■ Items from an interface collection
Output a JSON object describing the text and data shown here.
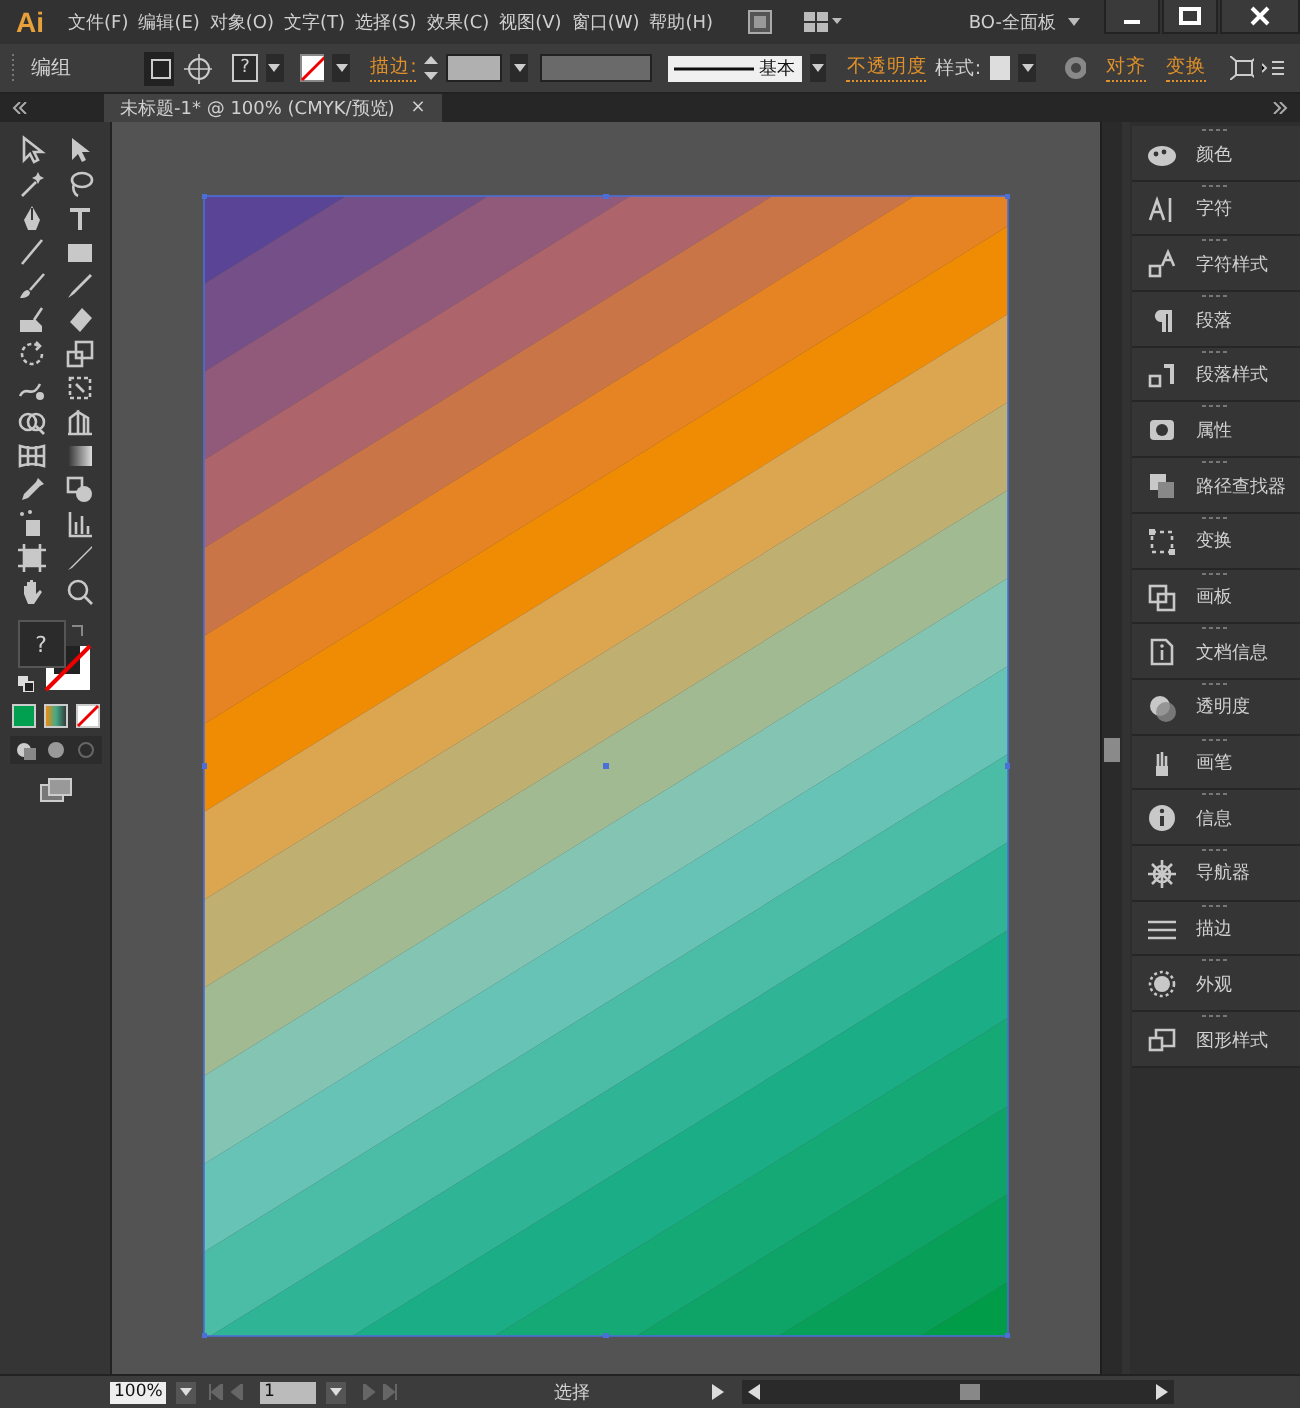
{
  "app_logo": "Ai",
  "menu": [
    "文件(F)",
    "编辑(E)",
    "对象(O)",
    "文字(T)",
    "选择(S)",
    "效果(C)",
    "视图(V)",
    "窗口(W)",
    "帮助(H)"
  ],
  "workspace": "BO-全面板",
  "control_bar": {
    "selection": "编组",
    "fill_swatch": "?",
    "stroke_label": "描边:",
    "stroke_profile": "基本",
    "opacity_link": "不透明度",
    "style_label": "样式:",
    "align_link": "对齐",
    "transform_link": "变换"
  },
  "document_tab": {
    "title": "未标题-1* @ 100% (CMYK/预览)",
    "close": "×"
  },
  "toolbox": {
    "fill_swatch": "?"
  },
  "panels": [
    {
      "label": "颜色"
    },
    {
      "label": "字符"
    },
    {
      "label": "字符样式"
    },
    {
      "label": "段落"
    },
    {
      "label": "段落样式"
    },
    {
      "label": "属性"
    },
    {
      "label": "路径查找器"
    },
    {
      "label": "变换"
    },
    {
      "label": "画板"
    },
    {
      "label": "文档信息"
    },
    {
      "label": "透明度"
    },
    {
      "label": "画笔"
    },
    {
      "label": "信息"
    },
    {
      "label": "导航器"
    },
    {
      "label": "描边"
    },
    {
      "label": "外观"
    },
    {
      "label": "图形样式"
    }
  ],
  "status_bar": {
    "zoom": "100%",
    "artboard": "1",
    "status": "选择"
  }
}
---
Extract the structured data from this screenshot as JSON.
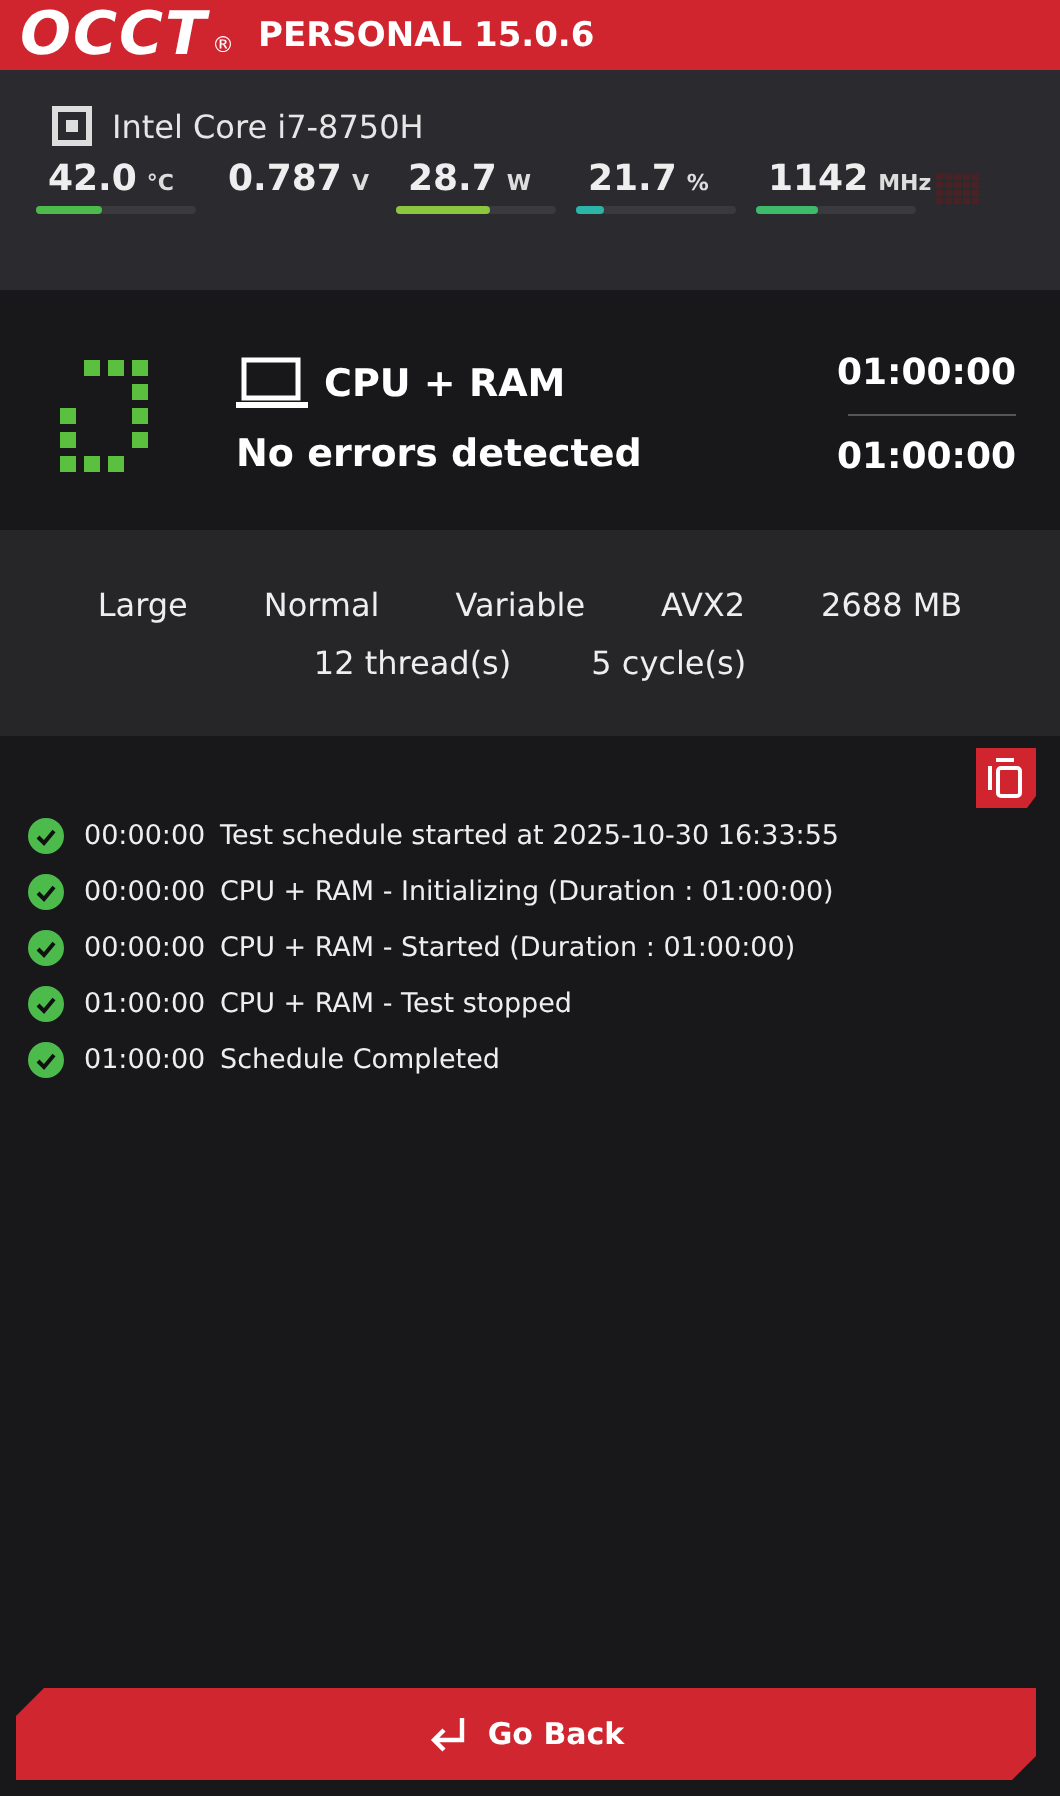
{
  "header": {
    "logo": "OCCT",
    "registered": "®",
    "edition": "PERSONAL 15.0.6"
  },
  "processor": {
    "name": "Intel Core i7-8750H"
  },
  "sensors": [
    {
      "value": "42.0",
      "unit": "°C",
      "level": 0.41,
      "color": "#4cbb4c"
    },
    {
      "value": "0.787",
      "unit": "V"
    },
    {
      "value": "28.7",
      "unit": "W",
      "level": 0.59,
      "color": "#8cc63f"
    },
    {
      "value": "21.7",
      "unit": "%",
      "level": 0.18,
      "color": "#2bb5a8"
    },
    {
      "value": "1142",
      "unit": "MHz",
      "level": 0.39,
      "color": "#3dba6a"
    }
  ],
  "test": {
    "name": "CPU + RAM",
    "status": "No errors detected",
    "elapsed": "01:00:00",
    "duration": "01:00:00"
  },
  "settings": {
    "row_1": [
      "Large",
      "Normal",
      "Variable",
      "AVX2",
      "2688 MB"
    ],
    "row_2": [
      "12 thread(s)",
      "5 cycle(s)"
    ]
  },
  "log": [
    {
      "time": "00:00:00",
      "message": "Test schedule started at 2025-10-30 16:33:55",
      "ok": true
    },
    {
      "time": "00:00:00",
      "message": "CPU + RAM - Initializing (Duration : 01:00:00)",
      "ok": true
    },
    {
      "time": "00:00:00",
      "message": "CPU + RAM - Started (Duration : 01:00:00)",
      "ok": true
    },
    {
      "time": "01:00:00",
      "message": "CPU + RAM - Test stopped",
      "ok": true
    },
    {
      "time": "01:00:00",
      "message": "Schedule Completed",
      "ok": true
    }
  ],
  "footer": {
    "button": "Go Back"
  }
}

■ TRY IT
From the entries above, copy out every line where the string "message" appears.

■ COMPLETED TASK
      "message": "Test schedule started at 2025-10-30 16:33:55",
      "message": "CPU + RAM - Initializing (Duration : 01:00:00)",
      "message": "CPU + RAM - Started (Duration : 01:00:00)",
      "message": "CPU + RAM - Test stopped",
      "message": "Schedule Completed",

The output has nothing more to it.